“If you haven’t built your foundation at this point, don’t delay,” Boneparth said. “You should focus on satisfying your short-term goals such as cash reserves, making the standard payment amounts on your student loans, and/or saving for just about anything that you’re looking to accomplish in the next four years or less (i.e. a house).”

Business Insider previously looked at the monthly savings needed to buy a home by age 35. If you start saving at age 30 for a 10% down payment on a $250,000 home, you’ll need to save $400 a month – a 20% down payment would double that to $800 a month. If you started earlier, at age 25, you should continue socking away $192 for a 10% down payment or $284 for a 20% down payment on the same house.

You should also be saving cash in a high-yield savings account or money-market fund and taking advantage of any matching retirement contributions, according to Boneparth.

Need a better place to keep your money? Consider these offers from our partners:

35: Focus on the long-term vision

“Start to make greater and greater contributions towards retirement and long-term goals if you’ve tackled short-term goals or have greater capacity to save,” Boneparth said, adding that you should automate all savings. “Out of sight out of mind. It makes increasing savings that much easier.”

Automating your finances is “the most important” first step to take in building wealth, according to David Bach, author of “The Automatic Millionaire.”

Read more: What to do in your 20s, 30s, 40s, and 50s to retire with $1 million, according to financial planners

He calls it the “pay-yourself-first plan” – automating your accounts so that a portion of your paycheck moves into your 401(k) plan or savings account before you even see it, he told Business Insider in a Facebook Live interview: “When that money is moved before you can touch it, that’s how real wealth is built.”

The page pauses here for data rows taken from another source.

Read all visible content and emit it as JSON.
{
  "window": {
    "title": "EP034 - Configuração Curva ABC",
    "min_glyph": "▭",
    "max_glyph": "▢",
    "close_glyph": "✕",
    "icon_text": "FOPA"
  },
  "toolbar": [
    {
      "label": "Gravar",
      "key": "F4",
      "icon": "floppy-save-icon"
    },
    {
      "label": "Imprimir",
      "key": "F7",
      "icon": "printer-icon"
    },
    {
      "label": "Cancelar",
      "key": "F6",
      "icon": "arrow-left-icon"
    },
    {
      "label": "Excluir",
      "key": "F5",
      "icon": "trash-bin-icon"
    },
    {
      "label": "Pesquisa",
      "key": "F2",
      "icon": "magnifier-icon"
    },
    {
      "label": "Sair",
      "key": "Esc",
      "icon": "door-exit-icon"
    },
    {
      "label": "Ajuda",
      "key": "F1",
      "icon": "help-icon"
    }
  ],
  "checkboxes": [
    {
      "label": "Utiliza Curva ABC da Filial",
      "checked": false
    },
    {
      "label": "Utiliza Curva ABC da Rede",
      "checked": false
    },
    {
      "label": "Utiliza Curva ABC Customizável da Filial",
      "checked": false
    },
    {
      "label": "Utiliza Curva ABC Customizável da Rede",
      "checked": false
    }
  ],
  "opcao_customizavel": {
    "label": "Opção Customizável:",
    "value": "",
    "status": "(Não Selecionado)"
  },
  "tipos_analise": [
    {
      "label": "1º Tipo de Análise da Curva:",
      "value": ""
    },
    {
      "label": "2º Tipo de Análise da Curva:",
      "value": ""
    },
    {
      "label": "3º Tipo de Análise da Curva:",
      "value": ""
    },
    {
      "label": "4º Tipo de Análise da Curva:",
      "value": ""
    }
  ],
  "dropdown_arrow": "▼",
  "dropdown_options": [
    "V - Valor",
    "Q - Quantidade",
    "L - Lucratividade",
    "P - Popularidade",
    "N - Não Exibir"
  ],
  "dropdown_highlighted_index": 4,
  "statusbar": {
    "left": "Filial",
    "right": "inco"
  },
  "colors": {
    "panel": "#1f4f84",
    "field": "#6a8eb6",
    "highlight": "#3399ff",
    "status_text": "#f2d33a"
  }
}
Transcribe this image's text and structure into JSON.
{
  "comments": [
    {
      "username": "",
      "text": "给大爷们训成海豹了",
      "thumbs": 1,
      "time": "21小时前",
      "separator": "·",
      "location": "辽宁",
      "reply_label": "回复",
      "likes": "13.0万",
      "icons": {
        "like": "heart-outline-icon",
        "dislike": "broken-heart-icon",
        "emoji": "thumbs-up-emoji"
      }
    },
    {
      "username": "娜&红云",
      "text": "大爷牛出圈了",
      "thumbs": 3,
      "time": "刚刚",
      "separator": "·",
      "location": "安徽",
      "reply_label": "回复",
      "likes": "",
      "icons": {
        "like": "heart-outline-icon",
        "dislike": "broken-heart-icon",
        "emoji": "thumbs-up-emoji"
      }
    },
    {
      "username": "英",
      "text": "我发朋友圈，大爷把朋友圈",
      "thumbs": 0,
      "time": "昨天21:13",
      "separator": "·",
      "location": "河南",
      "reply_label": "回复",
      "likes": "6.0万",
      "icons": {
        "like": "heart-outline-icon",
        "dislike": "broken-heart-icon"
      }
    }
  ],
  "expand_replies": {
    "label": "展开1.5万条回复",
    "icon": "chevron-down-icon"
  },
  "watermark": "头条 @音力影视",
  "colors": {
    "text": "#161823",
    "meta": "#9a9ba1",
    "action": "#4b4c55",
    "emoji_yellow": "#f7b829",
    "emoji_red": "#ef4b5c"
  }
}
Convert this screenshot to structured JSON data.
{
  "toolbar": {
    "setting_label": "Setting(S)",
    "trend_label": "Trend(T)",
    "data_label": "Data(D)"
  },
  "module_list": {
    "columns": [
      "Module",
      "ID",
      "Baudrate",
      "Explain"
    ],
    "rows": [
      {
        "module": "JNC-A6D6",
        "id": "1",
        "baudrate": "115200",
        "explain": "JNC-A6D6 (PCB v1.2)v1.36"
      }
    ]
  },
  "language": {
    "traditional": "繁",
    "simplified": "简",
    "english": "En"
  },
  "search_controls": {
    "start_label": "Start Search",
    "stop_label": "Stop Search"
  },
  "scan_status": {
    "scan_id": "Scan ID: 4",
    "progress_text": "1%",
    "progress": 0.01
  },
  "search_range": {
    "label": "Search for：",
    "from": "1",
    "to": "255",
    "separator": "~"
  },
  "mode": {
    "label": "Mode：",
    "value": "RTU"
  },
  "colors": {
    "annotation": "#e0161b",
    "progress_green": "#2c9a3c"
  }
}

Business Insider’s Tanza Loudenback doubled her savings in 2018 by automating her savings in a high-yield savings account with Ally Bank, a different bank from where she keeps her checking account.

40: Revisit your goals

“Return to fundamentals and analyze cash flow again,” Boneparth said. “Continue to be disciplined in spending and savings. See if your goals shifted at all and if any changes need to be made.”

Your financial goals may shift as you enter the decade considered to be mid-career. This is the time when you’re most likely to be earning the top tier of your income, so you should focus on outsourcing things – such as hiring an accountant to do your taxes – so you can focus on your career and extending your income and benefits, Butera previously told Business Insider.

Another thing you should be revisiting? Your net worth, and you should be doing so twice a year, according to CFP Sophia Bera in her book, “What You Should Have Learned About Money, But Never Did.” Seeing how you’re progressing toward your target net worth will help you stay on track with your goals.